Revision as of 23:15, 2 October 2010

The webserver for the year of 1998 was an Indy DevStation with a MIPS R4400 180 Mhz processor, 1 GB of disk space, 128 MB of RAM, and a nice big 20" monitor. This is measly compared to current standards, but was a good machine for the day.[1]

The main machine room houses a number of file servers including a 200 Mhz Pentium Pro with 12 Gigabytes of disk space, several SPARCserver 390s and SUN 3/280s, an ETA10-P supercomputer, and the primary network center including hubs, routers, and two Internet connections.

One classroom area dedicated to high end graphics programming contains six Silicon Graphics INDY workstations with individual cam-corders, an IBM RS/6000 with several X-stations, and a few miscellaneous systems.
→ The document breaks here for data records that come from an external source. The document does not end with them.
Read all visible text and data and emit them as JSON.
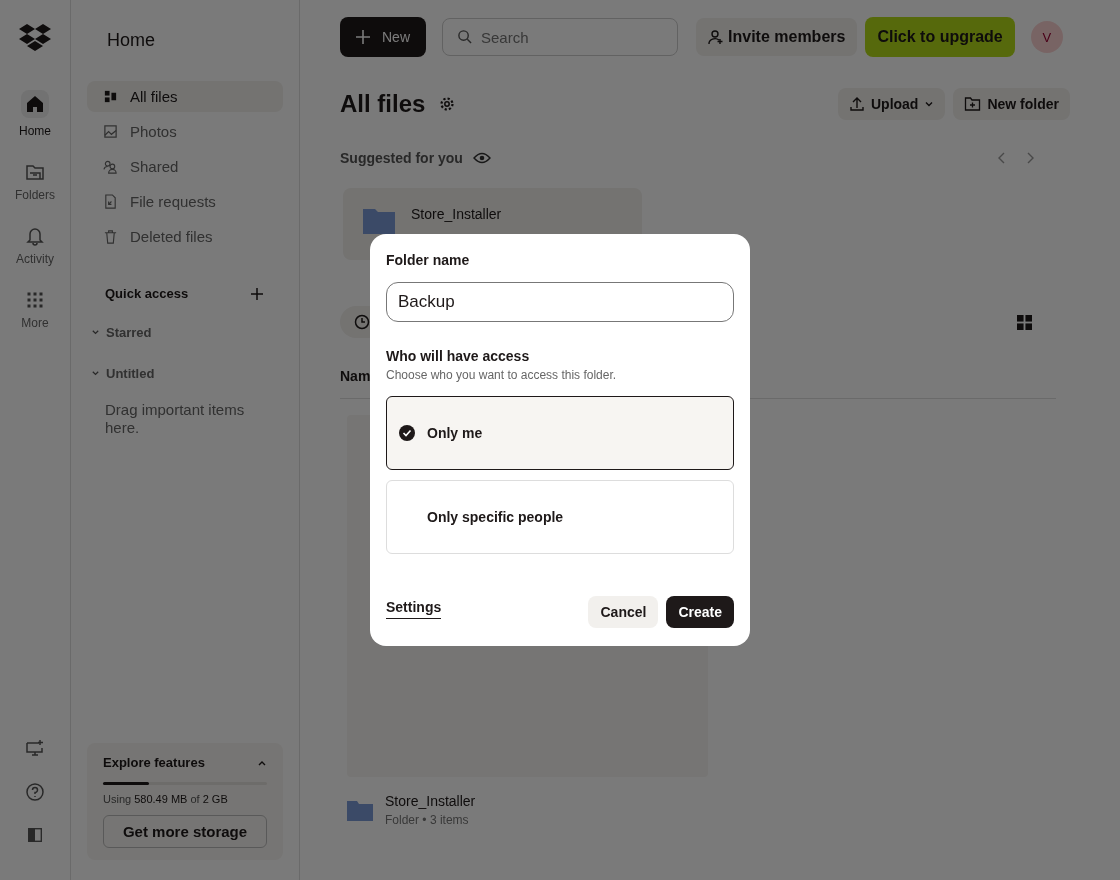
{
  "rail": {
    "items": [
      {
        "kind": "home",
        "label": "Home",
        "selected": true
      },
      {
        "kind": "folders",
        "label": "Folders",
        "selected": false
      },
      {
        "kind": "activity",
        "label": "Activity",
        "selected": false
      },
      {
        "kind": "more",
        "label": "More",
        "selected": false
      }
    ]
  },
  "sidebar": {
    "title": "Home",
    "items": [
      {
        "kind": "all",
        "label": "All files",
        "selected": true
      },
      {
        "kind": "photos",
        "label": "Photos",
        "selected": false
      },
      {
        "kind": "shared",
        "label": "Shared",
        "selected": false
      },
      {
        "kind": "requests",
        "label": "File requests",
        "selected": false
      },
      {
        "kind": "deleted",
        "label": "Deleted files",
        "selected": false
      }
    ],
    "quick_access": "Quick access",
    "sections": [
      {
        "label": "Starred",
        "expanded": true
      },
      {
        "label": "Untitled",
        "expanded": true
      }
    ],
    "hint": "Drag important items here.",
    "explore": {
      "title": "Explore features",
      "expanded": true,
      "level": 0.283,
      "usage": "Using **580.49 MB** of **2 GB**",
      "button": "Get more storage"
    }
  },
  "topbar": {
    "new_button": "New",
    "search": {
      "placeholder": "Search"
    },
    "invite": "Invite members",
    "upgrade": "Click to upgrade",
    "avatar": "V"
  },
  "page": {
    "title": "All files",
    "actions": [
      {
        "kind": "upload",
        "label": "Upload"
      },
      {
        "kind": "folder",
        "label": "New folder"
      }
    ],
    "suggested": {
      "label": "Suggested for you",
      "items": [
        {
          "name": "Store_Installer"
        }
      ]
    },
    "table": {
      "column_1": "Nam"
    },
    "files": [
      {
        "name": "Store_Installer",
        "meta": "Folder • 3 items"
      }
    ]
  },
  "dialog": {
    "label": "Folder name",
    "value": "Backup",
    "access_title": "Who will have access",
    "access_hint": "Choose who you want to access this folder.",
    "options": [
      {
        "label": "Only me",
        "selected": true
      },
      {
        "label": "Only specific people",
        "selected": false
      }
    ],
    "settings": "Settings",
    "buttons": [
      "Cancel",
      "Create"
    ]
  }
}
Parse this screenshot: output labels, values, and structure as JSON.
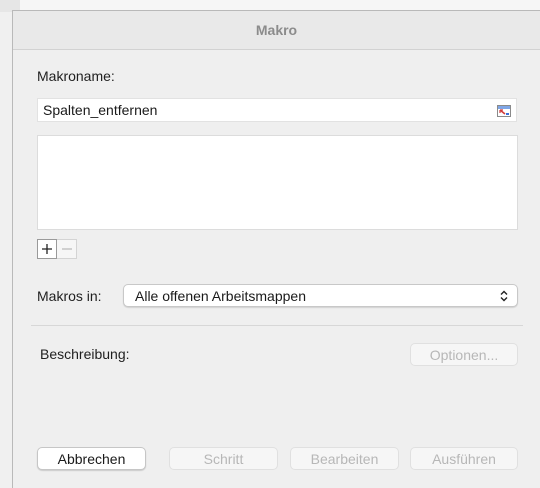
{
  "dialog": {
    "title": "Makro"
  },
  "macro_name": {
    "label": "Makroname:",
    "value": "Spalten_entfernen"
  },
  "macro_list": {
    "items": []
  },
  "list_controls": {
    "add_label": "+",
    "remove_label": "−"
  },
  "macros_in": {
    "label": "Makros in:",
    "selected": "Alle offenen Arbeitsmappen"
  },
  "description": {
    "label": "Beschreibung:"
  },
  "buttons": {
    "options": "Optionen...",
    "cancel": "Abbrechen",
    "step": "Schritt",
    "edit": "Bearbeiten",
    "run": "Ausführen"
  },
  "colors": {
    "dialog_bg": "#efefef",
    "disabled_text": "#b7b7b7",
    "field_icon_red": "#d23b3b",
    "field_icon_blue": "#3a6fd8"
  }
}
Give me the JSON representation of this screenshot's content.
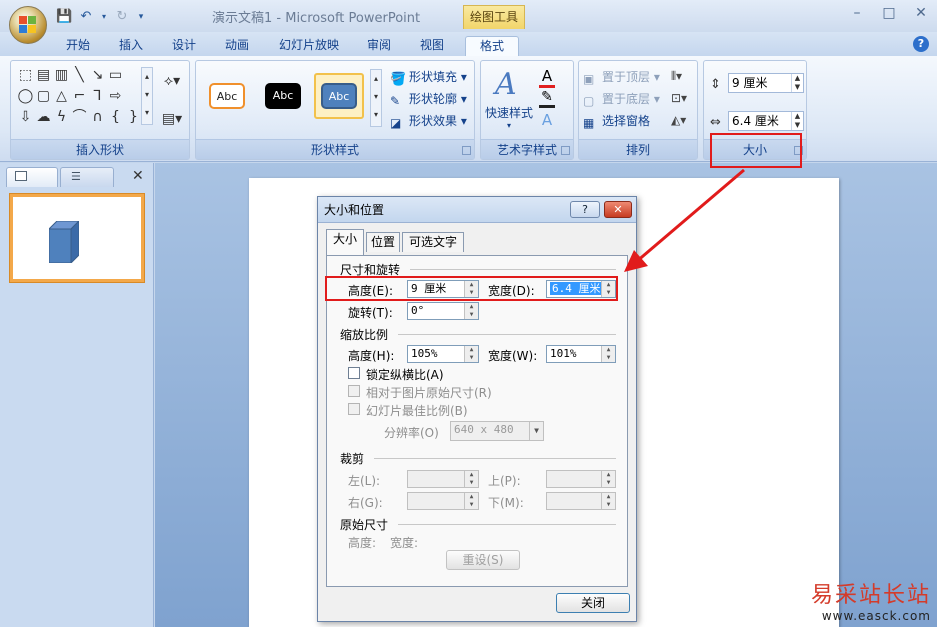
{
  "window": {
    "doc_title": "演示文稿1 - Microsoft PowerPoint",
    "context_tab_title": "绘图工具"
  },
  "tabs": [
    "开始",
    "插入",
    "设计",
    "动画",
    "幻灯片放映",
    "审阅",
    "视图",
    "格式"
  ],
  "ribbon": {
    "groups": {
      "insert_shapes": "插入形状",
      "shape_styles": "形状样式",
      "wordart_styles": "艺术字样式",
      "arrange": "排列",
      "size": "大小"
    },
    "style_sample": "Abc",
    "shape_fill": "形状填充",
    "shape_outline": "形状轮廓",
    "shape_effects": "形状效果",
    "quick_styles": "快速样式",
    "bring_to_front": "置于顶层",
    "send_to_back": "置于底层",
    "selection_pane": "选择窗格",
    "height_value": "9 厘米",
    "width_value": "6.4 厘米"
  },
  "dialog": {
    "title": "大小和位置",
    "help": "?",
    "close_x": "✕",
    "tabs": [
      "大小",
      "位置",
      "可选文字"
    ],
    "section_size_rotate": "尺寸和旋转",
    "height_label": "高度(E):",
    "height_value": "9 厘米",
    "width_label": "宽度(D):",
    "width_value": "6.4 厘米",
    "rotation_label": "旋转(T):",
    "rotation_value": "0°",
    "section_scale": "缩放比例",
    "scale_height_label": "高度(H):",
    "scale_height_value": "105%",
    "scale_width_label": "宽度(W):",
    "scale_width_value": "101%",
    "lock_aspect": "锁定纵横比(A)",
    "relative_original": "相对于图片原始尺寸(R)",
    "best_scale": "幻灯片最佳比例(B)",
    "resolution_label": "分辨率(O)",
    "resolution_value": "640 x 480",
    "section_crop": "裁剪",
    "crop_left": "左(L):",
    "crop_top": "上(P):",
    "crop_right": "右(G):",
    "crop_bottom": "下(M):",
    "section_original": "原始尺寸",
    "orig_height": "高度:",
    "orig_width": "宽度:",
    "reset_button": "重设(S)",
    "close_button": "关闭"
  },
  "watermark": {
    "cn": "易采站长站",
    "url": "www.easck.com"
  },
  "colors": {
    "accent_red": "#e11b1b",
    "context_tab": "#f2d56a"
  }
}
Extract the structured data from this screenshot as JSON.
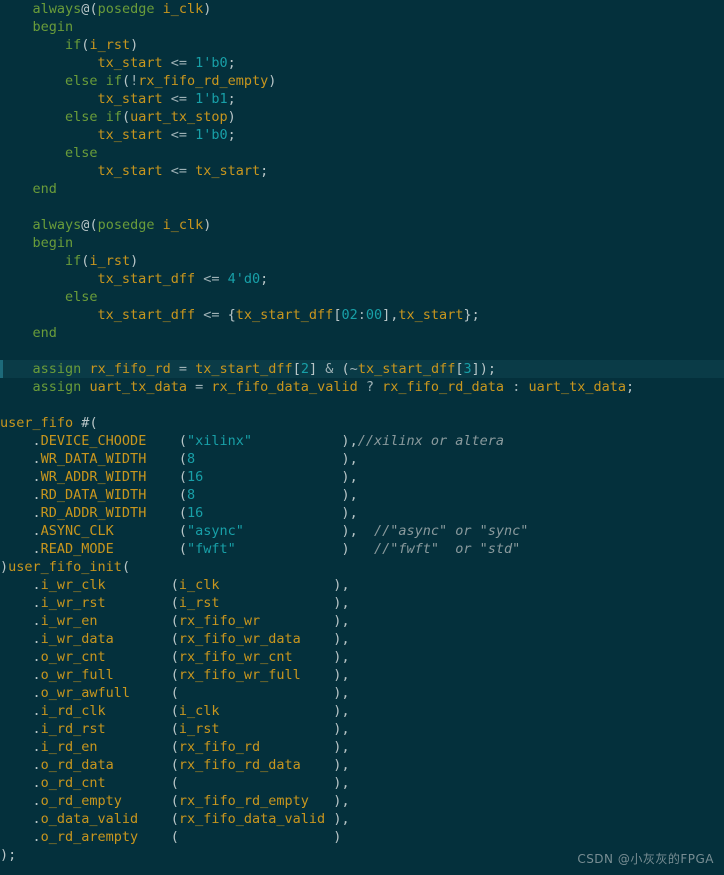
{
  "editor": {
    "language": "verilog",
    "background_color": "#04303c",
    "highlight_color": "#0a3b47",
    "highlight_bar_color": "#1d6a7a",
    "colors": {
      "keyword": "#6a9c3a",
      "identifier": "#c8961e",
      "number": "#18a0a8",
      "string": "#18a0a8",
      "punctuation": "#b9c6c8",
      "operator": "#9fb2b6",
      "comment": "#8a9a9d"
    },
    "highlighted_line_index": 20
  },
  "watermark": {
    "text": "CSDN @小灰灰的FPGA"
  },
  "code": {
    "lines": [
      "    always@(posedge i_clk)",
      "    begin",
      "        if(i_rst)",
      "            tx_start <= 1'b0;",
      "        else if(!rx_fifo_rd_empty)",
      "            tx_start <= 1'b1;",
      "        else if(uart_tx_stop)",
      "            tx_start <= 1'b0;",
      "        else",
      "            tx_start <= tx_start;",
      "    end",
      "",
      "    always@(posedge i_clk)",
      "    begin",
      "        if(i_rst)",
      "            tx_start_dff <= 4'd0;",
      "        else",
      "            tx_start_dff <= {tx_start_dff[02:00],tx_start};",
      "    end",
      "",
      "    assign rx_fifo_rd = tx_start_dff[2] & (~tx_start_dff[3]);",
      "    assign uart_tx_data = rx_fifo_data_valid ? rx_fifo_rd_data : uart_tx_data;",
      "",
      "user_fifo #(",
      "    .DEVICE_CHOODE    (\"xilinx\"           ),//xilinx or altera",
      "    .WR_DATA_WIDTH    (8                  ),",
      "    .WR_ADDR_WIDTH    (16                 ),",
      "    .RD_DATA_WIDTH    (8                  ),",
      "    .RD_ADDR_WIDTH    (16                 ),",
      "    .ASYNC_CLK        (\"async\"            ),  //\"async\" or \"sync\"",
      "    .READ_MODE        (\"fwft\"             )   //\"fwft\"  or \"std\"",
      ")user_fifo_init(",
      "    .i_wr_clk        (i_clk              ),",
      "    .i_wr_rst        (i_rst              ),",
      "    .i_wr_en         (rx_fifo_wr         ),",
      "    .i_wr_data       (rx_fifo_wr_data    ),",
      "    .o_wr_cnt        (rx_fifo_wr_cnt     ),",
      "    .o_wr_full       (rx_fifo_wr_full    ),",
      "    .o_wr_awfull     (                   ),",
      "    .i_rd_clk        (i_clk              ),",
      "    .i_rd_rst        (i_rst              ),",
      "    .i_rd_en         (rx_fifo_rd         ),",
      "    .o_rd_data       (rx_fifo_rd_data    ),",
      "    .o_rd_cnt        (                   ),",
      "    .o_rd_empty      (rx_fifo_rd_empty   ),",
      "    .o_data_valid    (rx_fifo_data_valid ),",
      "    .o_rd_arempty    (                   )",
      ");"
    ]
  }
}
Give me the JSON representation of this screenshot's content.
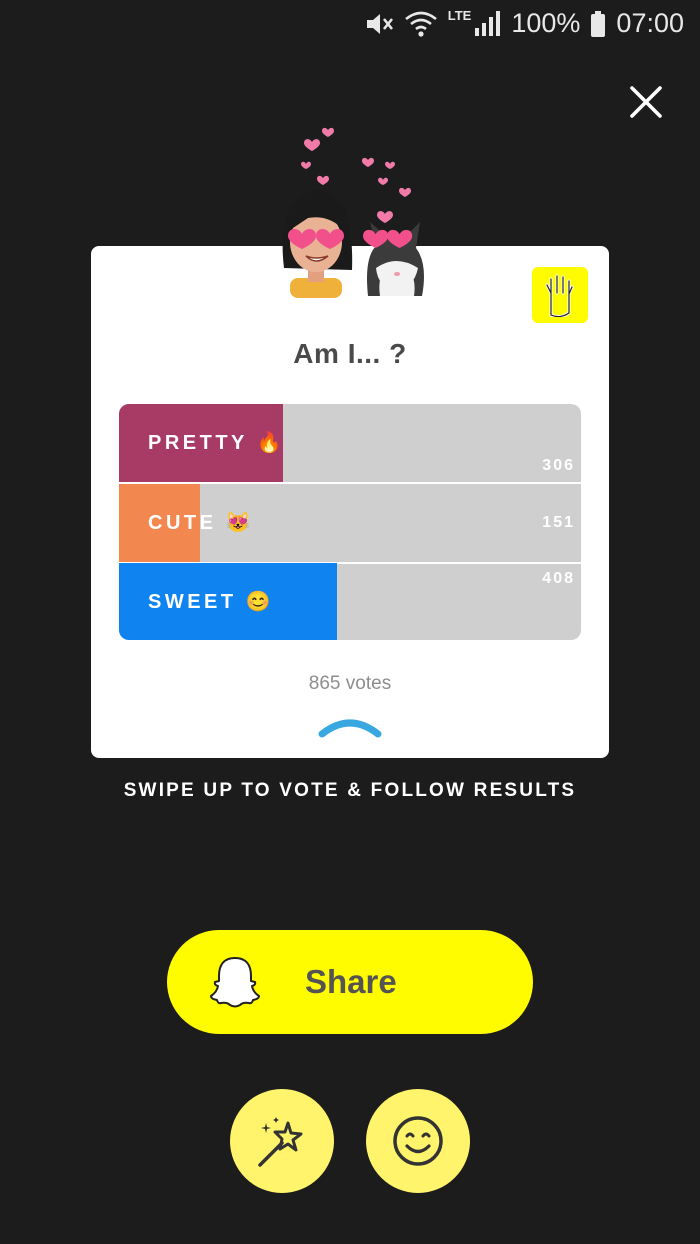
{
  "status_bar": {
    "battery": "100%",
    "time": "07:00",
    "network": "LTE"
  },
  "poll": {
    "question": "Am I... ?",
    "options": [
      {
        "label": "PRETTY 🔥",
        "count": "306",
        "fraction": 0.354,
        "color": "#a83a66"
      },
      {
        "label": "CUTE 😻",
        "count": "151",
        "fraction": 0.175,
        "color": "#f2874f"
      },
      {
        "label": "SWEET 😊",
        "count": "408",
        "fraction": 0.472,
        "color": "#0f84f0"
      }
    ],
    "votes": "865 votes"
  },
  "swipe_hint": "SWIPE UP TO VOTE & FOLLOW RESULTS",
  "share": {
    "label": "Share"
  },
  "colors": {
    "background": "#1c1c1c",
    "accent": "#fffc00",
    "bar_bg": "#cfcfcf"
  }
}
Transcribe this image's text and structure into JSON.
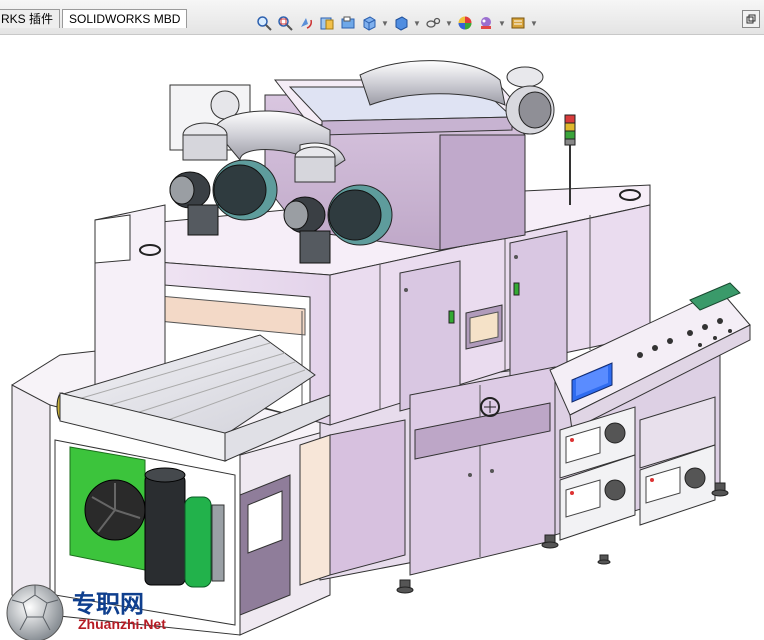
{
  "tabs": [
    {
      "label": "RKS 插件"
    },
    {
      "label": "SOLIDWORKS MBD"
    }
  ],
  "toolbar": {
    "icons": [
      "zoom-to-fit-icon",
      "zoom-area-icon",
      "previous-view-icon",
      "section-view-icon",
      "dynamic-annotation-icon",
      "view-orientation-icon",
      "display-style-icon",
      "hide-show-items-icon",
      "edit-appearance-icon",
      "apply-scene-icon",
      "view-settings-icon"
    ]
  },
  "model": {
    "description_colors": {
      "body": "#ecdff0",
      "panel": "#cdb9d6",
      "frame": "#f4f4f4",
      "green": "#3cc43c",
      "screen": "#2f6cf0",
      "conveyor": "#e8e8ee"
    }
  },
  "watermark": {
    "title": "专职网",
    "url": "Zhuanzhi.Net"
  }
}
Licensed software products include the IRIS Development package including 3-D graphics libraries for OpenGL, mathematics packages such as Maple V, and graphics software such as Adobe Photoshop. Most of these computers have 20 or 21-inch color monitors.

A second classroom area has approximately thirty HP Vectra or Gateway 2000 Pentium systems running Linux with X-Windows. Most of these computers have 17-inch color monitors. Although primarily used in a UNIX environment, most of these computers can also boot to Windows 95. We are grateful to a group of caring alumni of our CS Lab who now work at Microsoft for their generous product donations of Microsoft Office 95 Professional and Visual C++ which we use on these systems.[2]

References